_Exercise requirements_: If you see a picture in the data below, omit it and copy the rest exactly.

_Extracted data_:
··········
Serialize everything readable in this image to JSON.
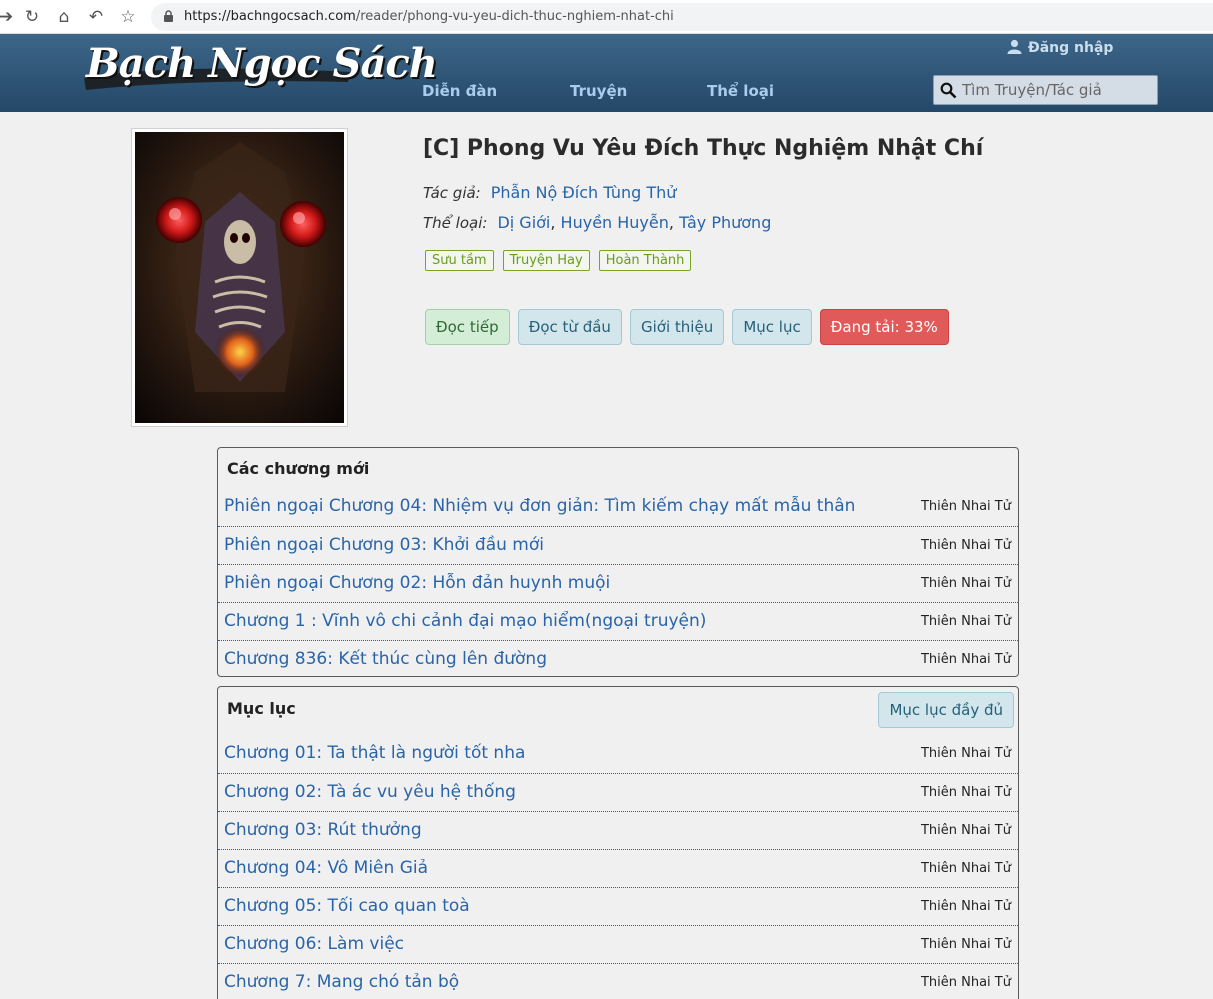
{
  "browser": {
    "url_host": "https://bachngocsach.com",
    "url_path": "/reader/phong-vu-yeu-dich-thuc-nghiem-nhat-chi"
  },
  "header": {
    "logo_text": "Bạch Ngọc Sách",
    "nav": [
      "Diễn đàn",
      "Truyện",
      "Thể loại"
    ],
    "login_label": "Đăng nhập",
    "search_placeholder": "Tìm Truyện/Tác giả"
  },
  "book": {
    "title": "[C] Phong Vu Yêu Đích Thực Nghiệm Nhật Chí",
    "author_label": "Tác giả:",
    "author": "Phẫn Nộ Đích Tùng Thử",
    "genre_label": "Thể loại:",
    "genres": [
      "Dị Giới",
      "Huyền Huyễn",
      "Tây Phương"
    ],
    "tags": [
      "Sưu tầm",
      "Truyện Hay",
      "Hoàn Thành"
    ],
    "actions": {
      "continue": "Đọc tiếp",
      "from_start": "Đọc từ đầu",
      "intro": "Giới thiệu",
      "toc": "Mục lục",
      "loading": "Đang tải: 33%"
    },
    "loading_percent": 33
  },
  "latest": {
    "title": "Các chương mới",
    "chapters": [
      {
        "title": "Phiên ngoại Chương 04: Nhiệm vụ đơn giản: Tìm kiếm chạy mất mẫu thân",
        "author": "Thiên Nhai Tử"
      },
      {
        "title": "Phiên ngoại Chương 03: Khởi đầu mới",
        "author": "Thiên Nhai Tử"
      },
      {
        "title": "Phiên ngoại Chương 02: Hỗn đản huynh muội",
        "author": "Thiên Nhai Tử"
      },
      {
        "title": "Chương 1 : Vĩnh vô chi cảnh đại mạo hiểm(ngoại truyện)",
        "author": "Thiên Nhai Tử"
      },
      {
        "title": "Chương 836: Kết thúc cùng lên đường",
        "author": "Thiên Nhai Tử"
      }
    ]
  },
  "toc": {
    "title": "Mục lục",
    "full_label": "Mục lục đầy đủ",
    "chapters": [
      {
        "title": "Chương 01: Ta thật là người tốt nha",
        "author": "Thiên Nhai Tử"
      },
      {
        "title": "Chương 02: Tà ác vu yêu hệ thống",
        "author": "Thiên Nhai Tử"
      },
      {
        "title": "Chương 03: Rút thưởng",
        "author": "Thiên Nhai Tử"
      },
      {
        "title": "Chương 04: Vô Miên Giả",
        "author": "Thiên Nhai Tử"
      },
      {
        "title": "Chương 05: Tối cao quan toà",
        "author": "Thiên Nhai Tử"
      },
      {
        "title": "Chương 06: Làm việc",
        "author": "Thiên Nhai Tử"
      },
      {
        "title": "Chương 7: Mang chó tản bộ",
        "author": "Thiên Nhai Tử"
      }
    ]
  },
  "colors": {
    "header_top": "#3d6688",
    "header_bottom": "#244868",
    "link": "#2a64a8",
    "loading_button": "#e05a5a"
  }
}
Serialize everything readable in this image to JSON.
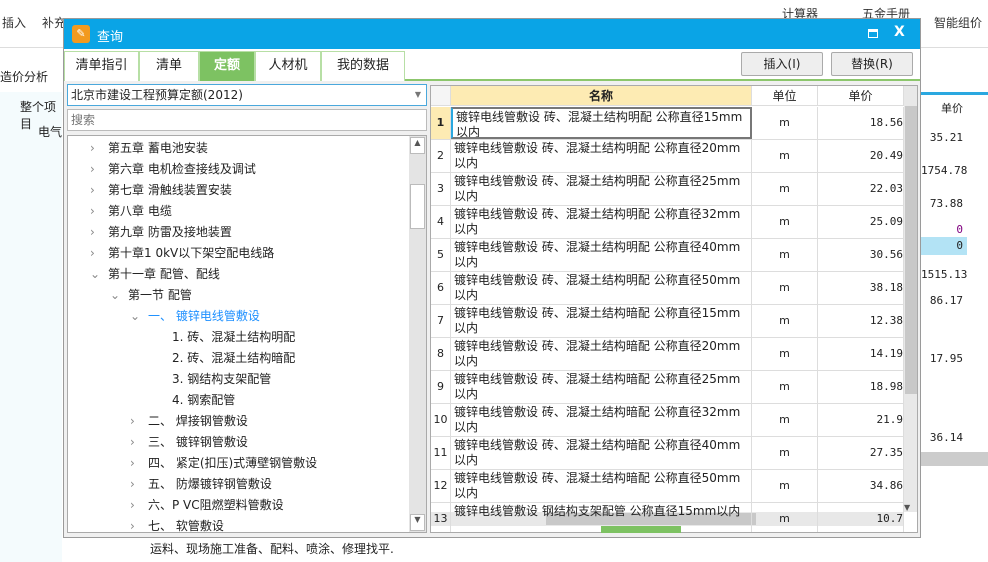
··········
_Expected answer_:
Serialize everything readable in this image to JSON.
{
  "browser": {
    "url_host": "https://bachngocsach.com",
    "url_path": "/reader/phong-vu-yeu-dich-thuc-nghiem-nhat-chi"
  },
  "header": {
    "logo_text": "Bạch Ngọc Sách",
    "nav": [
      "Diễn đàn",
      "Truyện",
      "Thể loại"
    ],
    "login_label": "Đăng nhập",
    "search_placeholder": "Tìm Truyện/Tác giả"
  },
  "book": {
    "title": "[C] Phong Vu Yêu Đích Thực Nghiệm Nhật Chí",
    "author_label": "Tác giả:",
    "author": "Phẫn Nộ Đích Tùng Thử",
    "genre_label": "Thể loại:",
    "genres": [
      "Dị Giới",
      "Huyền Huyễn",
      "Tây Phương"
    ],
    "tags": [
      "Sưu tầm",
      "Truyện Hay",
      "Hoàn Thành"
    ],
    "actions": {
      "continue": "Đọc tiếp",
      "from_start": "Đọc từ đầu",
      "intro": "Giới thiệu",
      "toc": "Mục lục",
      "loading": "Đang tải: 33%"
    },
    "loading_percent": 33
  },
  "latest": {
    "title": "Các chương mới",
    "chapters": [
      {
        "title": "Phiên ngoại Chương 04: Nhiệm vụ đơn giản: Tìm kiếm chạy mất mẫu thân",
        "author": "Thiên Nhai Tử"
      },
      {
        "title": "Phiên ngoại Chương 03: Khởi đầu mới",
        "author": "Thiên Nhai Tử"
      },
      {
        "title": "Phiên ngoại Chương 02: Hỗn đản huynh muội",
        "author": "Thiên Nhai Tử"
      },
      {
        "title": "Chương 1 : Vĩnh vô chi cảnh đại mạo hiểm(ngoại truyện)",
        "author": "Thiên Nhai Tử"
      },
      {
        "title": "Chương 836: Kết thúc cùng lên đường",
        "author": "Thiên Nhai Tử"
      }
    ]
  },
  "toc": {
    "title": "Mục lục",
    "full_label": "Mục lục đầy đủ",
    "chapters": [
      {
        "title": "Chương 01: Ta thật là người tốt nha",
        "author": "Thiên Nhai Tử"
      },
      {
        "title": "Chương 02: Tà ác vu yêu hệ thống",
        "author": "Thiên Nhai Tử"
      },
      {
        "title": "Chương 03: Rút thưởng",
        "author": "Thiên Nhai Tử"
      },
      {
        "title": "Chương 04: Vô Miên Giả",
        "author": "Thiên Nhai Tử"
      },
      {
        "title": "Chương 05: Tối cao quan toà",
        "author": "Thiên Nhai Tử"
      },
      {
        "title": "Chương 06: Làm việc",
        "author": "Thiên Nhai Tử"
      },
      {
        "title": "Chương 7: Mang chó tản bộ",
        "author": "Thiên Nhai Tử"
      }
    ]
  },
  "colors": {
    "header_top": "#3d6688",
    "header_bottom": "#244868",
    "link": "#2a64a8",
    "loading_button": "#e05a5a"
  }
}
Serialize everything readable in this image to JSON.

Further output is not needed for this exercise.